**Work instructions**: Copy every line in the listing that contains "CAPTCHA".
□ □ □ □ □ □ □
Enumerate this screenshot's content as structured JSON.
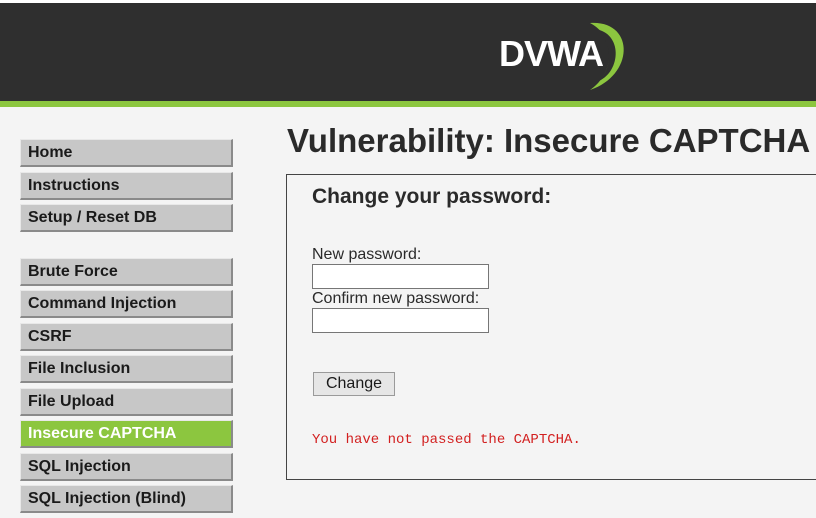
{
  "header": {
    "logo_text": "DVWA",
    "accent_color": "#8cc63f"
  },
  "sidebar": {
    "group1": [
      {
        "label": "Home"
      },
      {
        "label": "Instructions"
      },
      {
        "label": "Setup / Reset DB"
      }
    ],
    "group2": [
      {
        "label": "Brute Force"
      },
      {
        "label": "Command Injection"
      },
      {
        "label": "CSRF"
      },
      {
        "label": "File Inclusion"
      },
      {
        "label": "File Upload"
      },
      {
        "label": "Insecure CAPTCHA",
        "active": true
      },
      {
        "label": "SQL Injection"
      },
      {
        "label": "SQL Injection (Blind)"
      }
    ]
  },
  "main": {
    "title": "Vulnerability: Insecure CAPTCHA",
    "form": {
      "title": "Change your password:",
      "new_password_label": "New password:",
      "new_password_value": "",
      "confirm_password_label": "Confirm new password:",
      "confirm_password_value": "",
      "submit_label": "Change",
      "error_message": "You have not passed the CAPTCHA.",
      "error_color": "#d21f1f"
    }
  }
}
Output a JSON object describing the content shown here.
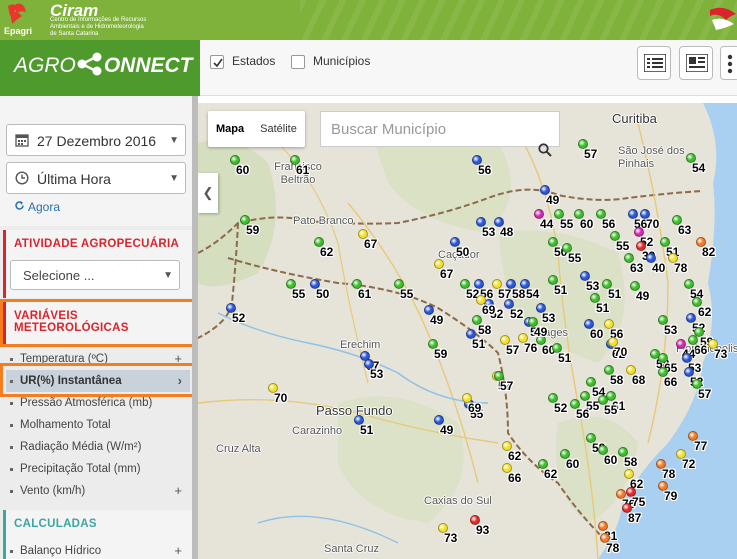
{
  "header": {
    "epagri_label": "Epagri",
    "ciram_title": "Ciram",
    "ciram_subtitle": "Centro de Informações de Recursos Ambientais e de Hidrometeorologia de Santa Catarina",
    "brand_left": "AGRO",
    "brand_right": "ONNECT"
  },
  "toolbar": {
    "estados_label": "Estados",
    "estados_checked": true,
    "municipios_label": "Municípios",
    "municipios_checked": false
  },
  "sidebar": {
    "date_value": "27 Dezembro 2016",
    "time_value": "Última Hora",
    "agora_label": "Agora",
    "atividade_title": "ATIVIDADE AGROPECUÁRIA",
    "atividade_select": "Selecione ...",
    "variaveis_title_1": "VARIÁVEIS",
    "variaveis_title_2": "METEOROLÓGICAS",
    "variables": [
      {
        "label": "Temperatura (ºC)",
        "expand": "+"
      },
      {
        "label": "UR(%) Instantânea",
        "expand": "›"
      },
      {
        "label": "Pressão Atmosférica (mb)",
        "expand": ""
      },
      {
        "label": "Molhamento Total",
        "expand": ""
      },
      {
        "label": "Radiação Média (W/m²)",
        "expand": ""
      },
      {
        "label": "Precipitação Total (mm)",
        "expand": ""
      },
      {
        "label": "Vento (km/h)",
        "expand": "+"
      }
    ],
    "calculadas_title": "CALCULADAS",
    "calculadas_items": [
      {
        "label": "Balanço Hídrico",
        "expand": "+"
      }
    ]
  },
  "map": {
    "type_map": "Mapa",
    "type_satellite": "Satélite",
    "search_placeholder": "Buscar Município",
    "cities": [
      {
        "name": "Curitiba",
        "big": true
      },
      {
        "name": "São José dos Pinhais",
        "big": false
      },
      {
        "name": "Francisco Beltrão",
        "big": false
      },
      {
        "name": "Pato Branco",
        "big": false
      },
      {
        "name": "Caçador",
        "big": false
      },
      {
        "name": "Erechim",
        "big": false
      },
      {
        "name": "Passo Fundo",
        "big": true
      },
      {
        "name": "Carazinho",
        "big": false
      },
      {
        "name": "Cruz Alta",
        "big": false
      },
      {
        "name": "Caxias do Sul",
        "big": false
      },
      {
        "name": "Lages",
        "big": false
      },
      {
        "name": "Santa Cruz",
        "big": false
      },
      {
        "name": "Florianópolis",
        "big": false
      }
    ],
    "colors": {
      "green": "#3dbd2a",
      "blue": "#2b55d6",
      "yellow": "#f2e02a",
      "orange": "#f07a26",
      "red": "#e02a2a",
      "magenta": "#d02ab0"
    },
    "stations": [
      {
        "v": "60",
        "c": "green"
      },
      {
        "v": "61",
        "c": "green"
      },
      {
        "v": "56",
        "c": "blue"
      },
      {
        "v": "57",
        "c": "green"
      },
      {
        "v": "54",
        "c": "green"
      },
      {
        "v": "49",
        "c": "blue"
      },
      {
        "v": "59",
        "c": "green"
      },
      {
        "v": "62",
        "c": "green"
      },
      {
        "v": "67",
        "c": "yellow"
      },
      {
        "v": "50",
        "c": "blue"
      },
      {
        "v": "53",
        "c": "blue"
      },
      {
        "v": "48",
        "c": "blue"
      },
      {
        "v": "44",
        "c": "magenta"
      },
      {
        "v": "55",
        "c": "green"
      },
      {
        "v": "60",
        "c": "green"
      },
      {
        "v": "56",
        "c": "green"
      },
      {
        "v": "55",
        "c": "green"
      },
      {
        "v": "56",
        "c": "blue"
      },
      {
        "v": "70",
        "c": "blue"
      },
      {
        "v": "63",
        "c": "green"
      },
      {
        "v": "52",
        "c": "magenta"
      },
      {
        "v": "82",
        "c": "orange"
      },
      {
        "v": "63",
        "c": "green"
      },
      {
        "v": "50",
        "c": "green"
      },
      {
        "v": "55",
        "c": "green"
      },
      {
        "v": "39",
        "c": "red"
      },
      {
        "v": "51",
        "c": "green"
      },
      {
        "v": "40",
        "c": "blue"
      },
      {
        "v": "78",
        "c": "yellow"
      },
      {
        "v": "55",
        "c": "green"
      },
      {
        "v": "50",
        "c": "blue"
      },
      {
        "v": "61",
        "c": "green"
      },
      {
        "v": "55",
        "c": "green"
      },
      {
        "v": "67",
        "c": "yellow"
      },
      {
        "v": "56",
        "c": "blue"
      },
      {
        "v": "57",
        "c": "yellow"
      },
      {
        "v": "58",
        "c": "blue"
      },
      {
        "v": "54",
        "c": "blue"
      },
      {
        "v": "51",
        "c": "green"
      },
      {
        "v": "53",
        "c": "blue"
      },
      {
        "v": "53",
        "c": "blue"
      },
      {
        "v": "49",
        "c": "blue"
      },
      {
        "v": "52",
        "c": "green"
      },
      {
        "v": "52",
        "c": "blue"
      },
      {
        "v": "52",
        "c": "blue"
      },
      {
        "v": "51",
        "c": "blue"
      },
      {
        "v": "58",
        "c": "green"
      },
      {
        "v": "69",
        "c": "yellow"
      },
      {
        "v": "51",
        "c": "blue"
      },
      {
        "v": "60",
        "c": "green"
      },
      {
        "v": "51",
        "c": "green"
      },
      {
        "v": "51",
        "c": "green"
      },
      {
        "v": "49",
        "c": "green"
      },
      {
        "v": "54",
        "c": "green"
      },
      {
        "v": "62",
        "c": "green"
      },
      {
        "v": "52",
        "c": "blue"
      },
      {
        "v": "57",
        "c": "yellow"
      },
      {
        "v": "49",
        "c": "green"
      },
      {
        "v": "60",
        "c": "blue"
      },
      {
        "v": "56",
        "c": "yellow"
      },
      {
        "v": "53",
        "c": "green"
      },
      {
        "v": "59",
        "c": "green"
      },
      {
        "v": "62",
        "c": "blue"
      },
      {
        "v": "59",
        "c": "green"
      },
      {
        "v": "52",
        "c": "blue"
      },
      {
        "v": "76",
        "c": "yellow"
      },
      {
        "v": "67",
        "c": "blue"
      },
      {
        "v": "70",
        "c": "yellow"
      },
      {
        "v": "66",
        "c": "green"
      },
      {
        "v": "58",
        "c": "green"
      },
      {
        "v": "65",
        "c": "green"
      },
      {
        "v": "44",
        "c": "magenta"
      },
      {
        "v": "73",
        "c": "yellow"
      },
      {
        "v": "53",
        "c": "blue"
      },
      {
        "v": "51",
        "c": "green"
      },
      {
        "v": "68",
        "c": "yellow"
      },
      {
        "v": "66",
        "c": "green"
      },
      {
        "v": "52",
        "c": "blue"
      },
      {
        "v": "58",
        "c": "green"
      },
      {
        "v": "54",
        "c": "green"
      },
      {
        "v": "57",
        "c": "green"
      },
      {
        "v": "61",
        "c": "green"
      },
      {
        "v": "55",
        "c": "green"
      },
      {
        "v": "57",
        "c": "yellow"
      },
      {
        "v": "52",
        "c": "green"
      },
      {
        "v": "55",
        "c": "green"
      },
      {
        "v": "56",
        "c": "green"
      },
      {
        "v": "55",
        "c": "blue"
      },
      {
        "v": "70",
        "c": "yellow"
      },
      {
        "v": "69",
        "c": "yellow"
      },
      {
        "v": "57",
        "c": "green"
      },
      {
        "v": "53",
        "c": "blue"
      },
      {
        "v": "51",
        "c": "blue"
      },
      {
        "v": "49",
        "c": "blue"
      },
      {
        "v": "77",
        "c": "orange"
      },
      {
        "v": "62",
        "c": "yellow"
      },
      {
        "v": "60",
        "c": "green"
      },
      {
        "v": "58",
        "c": "green"
      },
      {
        "v": "60",
        "c": "green"
      },
      {
        "v": "58",
        "c": "green"
      },
      {
        "v": "66",
        "c": "yellow"
      },
      {
        "v": "62",
        "c": "green"
      },
      {
        "v": "78",
        "c": "orange"
      },
      {
        "v": "72",
        "c": "yellow"
      },
      {
        "v": "62",
        "c": "yellow"
      },
      {
        "v": "76",
        "c": "orange"
      },
      {
        "v": "75",
        "c": "red"
      },
      {
        "v": "79",
        "c": "orange"
      },
      {
        "v": "87",
        "c": "red"
      },
      {
        "v": "81",
        "c": "orange"
      },
      {
        "v": "73",
        "c": "yellow"
      },
      {
        "v": "93",
        "c": "red"
      },
      {
        "v": "78",
        "c": "orange"
      }
    ]
  }
}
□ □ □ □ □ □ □
**Result of this task**:
        "label": "Insecure CAPTCHA",
    "title": "Vulnerability: Insecure CAPTCHA",
      "error_message": "You have not passed the CAPTCHA.",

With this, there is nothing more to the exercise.